In this six week series on arranging, we aim to help break down arrangement to six simple elements that we hope you can apply to your productions. These blogposts are meant to be short, simple and easy to digest with an average reading time of 5 minutes or less for the average producer who has not had any formal music education.
Here are the topics that we are going to cover over the next 6 weeks:
Level of Activity
- What is activity in music?
- We would like to assign different sounds / instruments a certain level of activity in a music arrangement.
- We categorize activity levels into three types: low, medium, and high.
- Levels of activity are essentially the rhythm that an instrument is playing.
- Think of activity as a big picture – ask yourself, what pulls your ear into your arrangement? The thing that sticks out the most, most likely has the highest level of activity.
- Activity & Music Arrangement

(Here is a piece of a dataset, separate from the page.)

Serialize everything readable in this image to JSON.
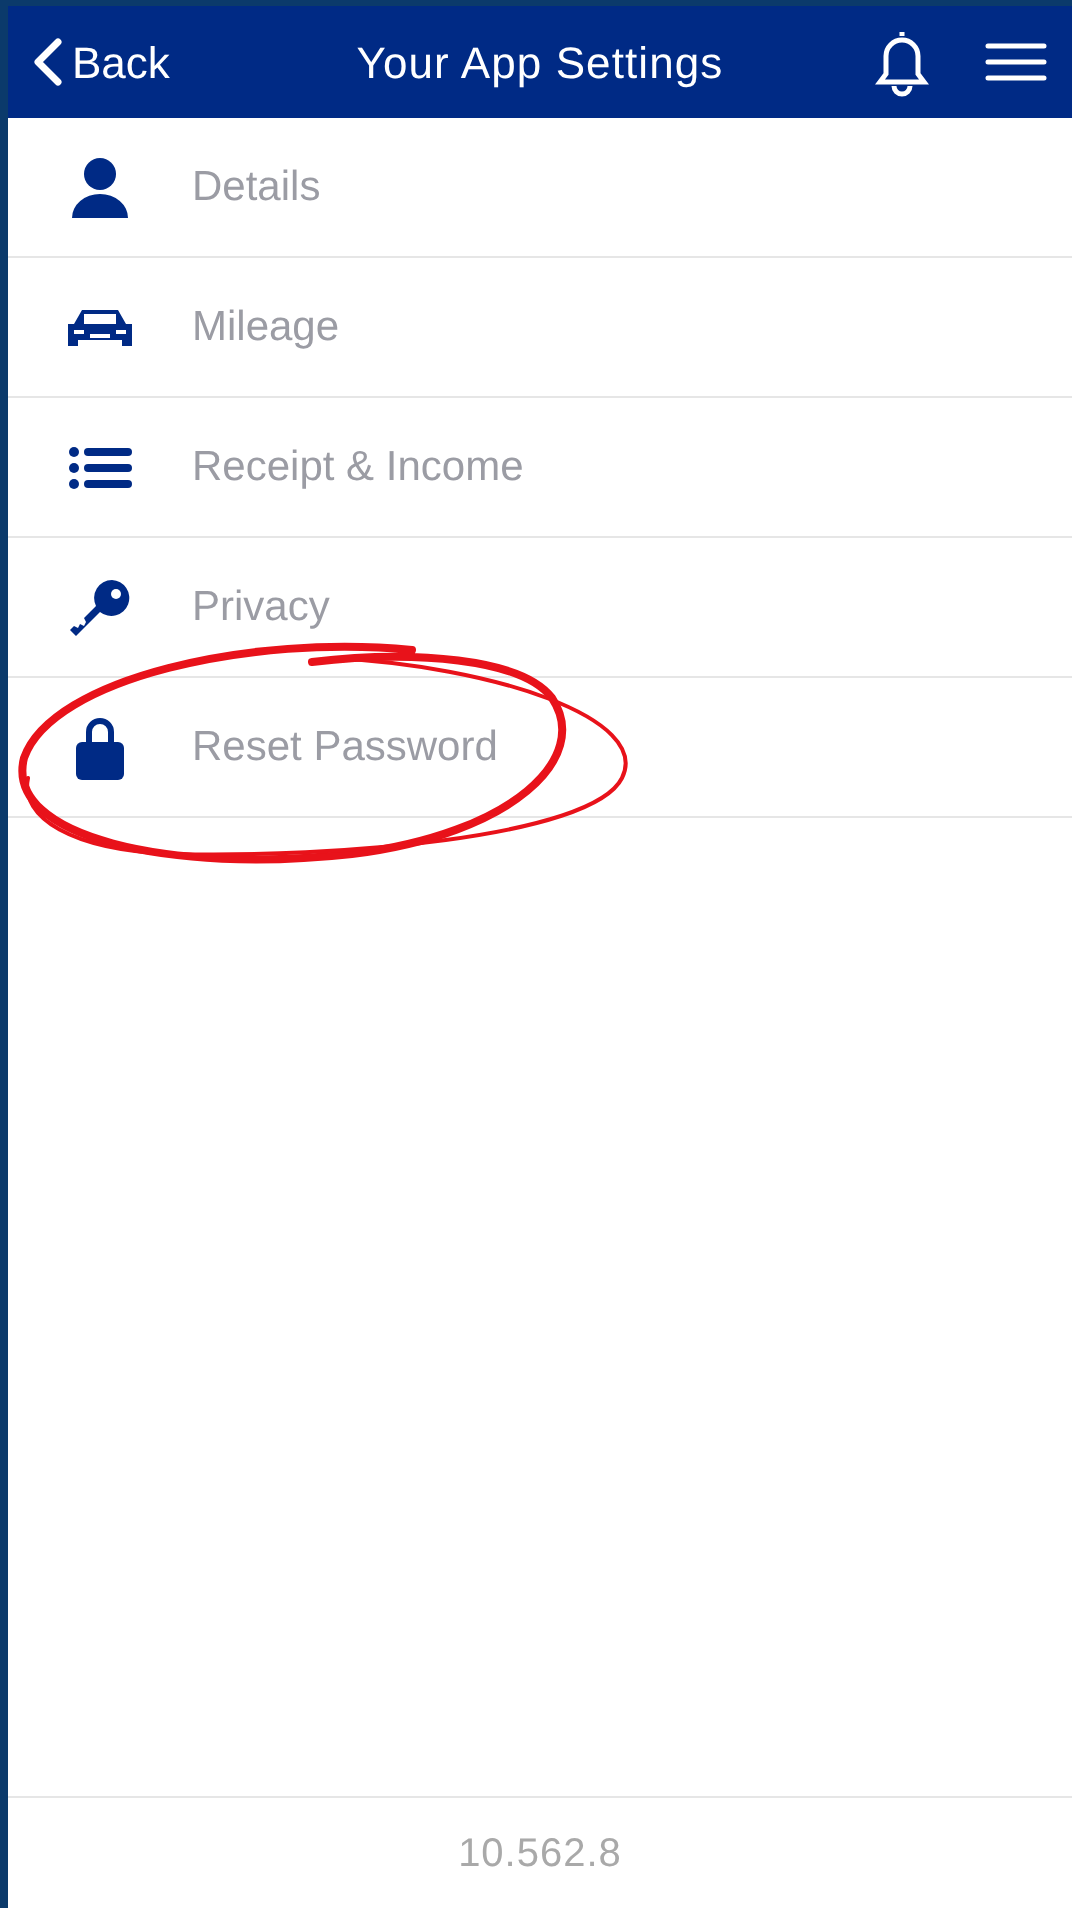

- Instruments like pads have a low level of activity. There isn’t much “movement” to attract attention and is meant more of a foundation.

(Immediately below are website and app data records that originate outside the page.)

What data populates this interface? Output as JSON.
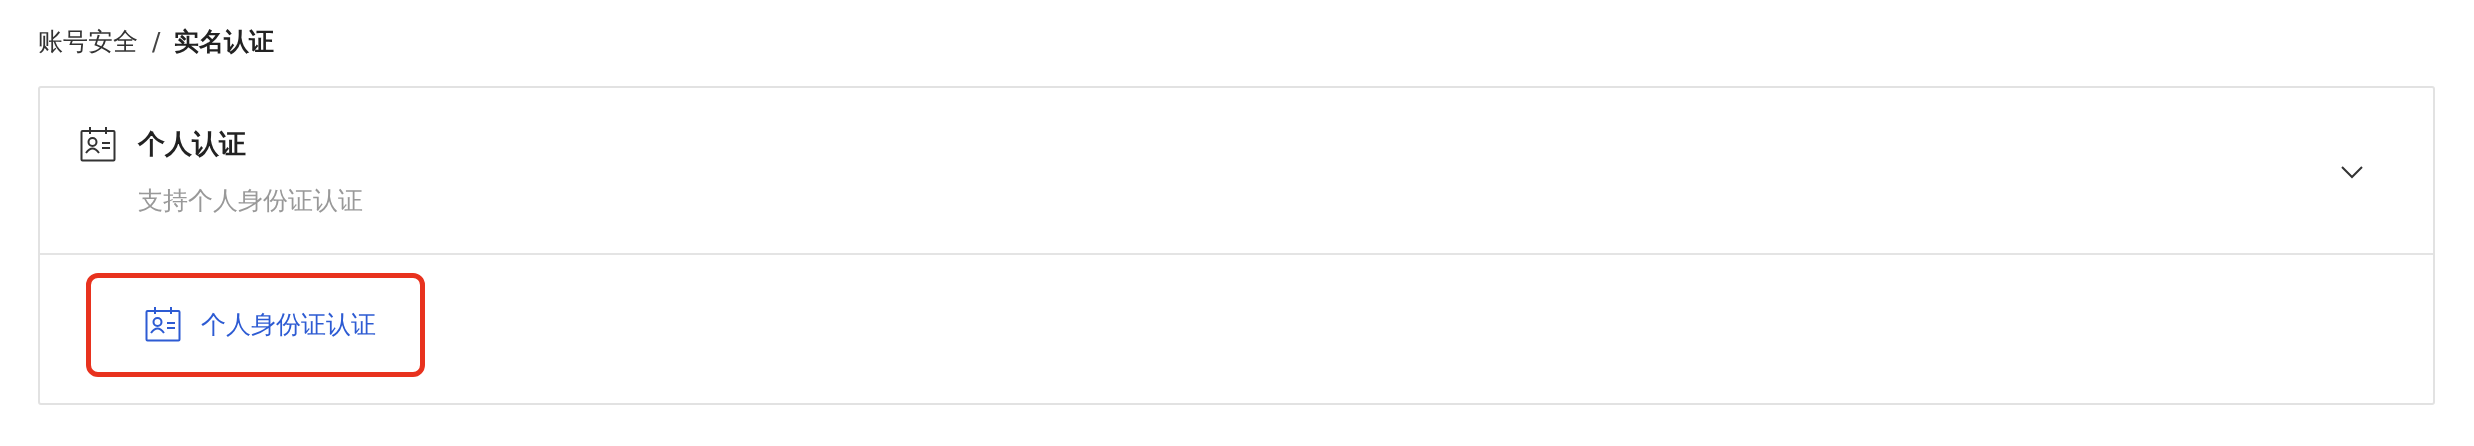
{
  "breadcrumb": [
    {
      "label": "账号安全",
      "current": false
    },
    {
      "label": "实名认证",
      "current": true
    }
  ],
  "breadcrumb_separator": "/",
  "section": {
    "title": "个人认证",
    "subtitle": "支持个人身份证认证",
    "expanded": true,
    "options": [
      {
        "label": "个人身份证认证",
        "highlighted": true
      }
    ]
  }
}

- However, certain synth lines or arpeggiated synths have high level of activity that often than not attract the listener’s attention.
- Level of activity and tone also go together. If you have a lead line that has a lot of movement, but has a dark tone in the mix, it is just going to create a lot of unnecessary confusion in your arrangement.

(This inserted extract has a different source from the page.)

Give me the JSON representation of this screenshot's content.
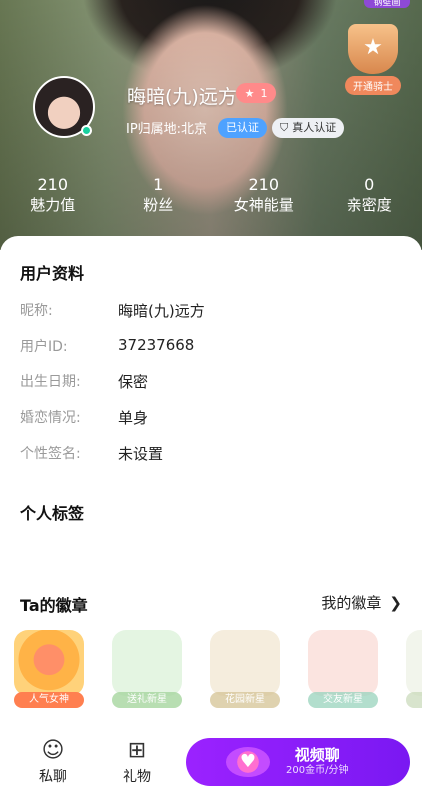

- Practical Applications
- When starting out an arrangement, think of your musical form and which instrument or part should take the highest level of activity.
- Should that be the melody? hook? a cool synth part?
- Bring instruments / parts forward or backward by giving them different levels of activity. Control what you want your listener to hear.